“Many are surprised to find that Rev. Jackson is so soft-spoken, when compared to his tall, athletic structure,” said Kim after the day’s events were over. “He is a rather gentle, kind-hearted man who genuinely cares about people, their pain and their sorrow. We hear a prophetic voice as he encourages everyone to fight for justice, and his message comes through clearly, on and off stage."

His message clarified everything she's learned about the civil rights movement for Micah Leonard '12 who was honored to sit between Rev. Jackson and President Thomforde at a brunch preceding the presentation. "Hearing him speak about his experiences and feelings made everything I have heard my whole life real. It was an extreme honor and I feel blessed to have had this experience," she said.

For many in the audience who could remember most of the past 50 years in which Jackson has held an iconic position in American politics and social justice issues, his refrain was familiar, as he hasn’t wavered in his commitment to fight for social justice for all Americans.

For the students, watching and listening to this man they have read about in their history books, the experience was one they won’t soon forget.

See pictures from the day’s events here.

Before the presentation, Rev. Jackson taped an episode of Business Matters with the president of the Lehigh Valley Chamber of Commerce, Tony Iannelli.
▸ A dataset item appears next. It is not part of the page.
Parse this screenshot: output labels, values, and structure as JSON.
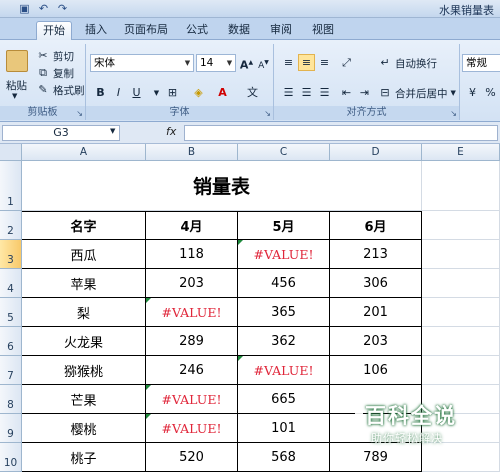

The show is scheduled to air on Monday, March 5 at 8 p.m. on WFMZ-69.  It also will be available at beginning March 6.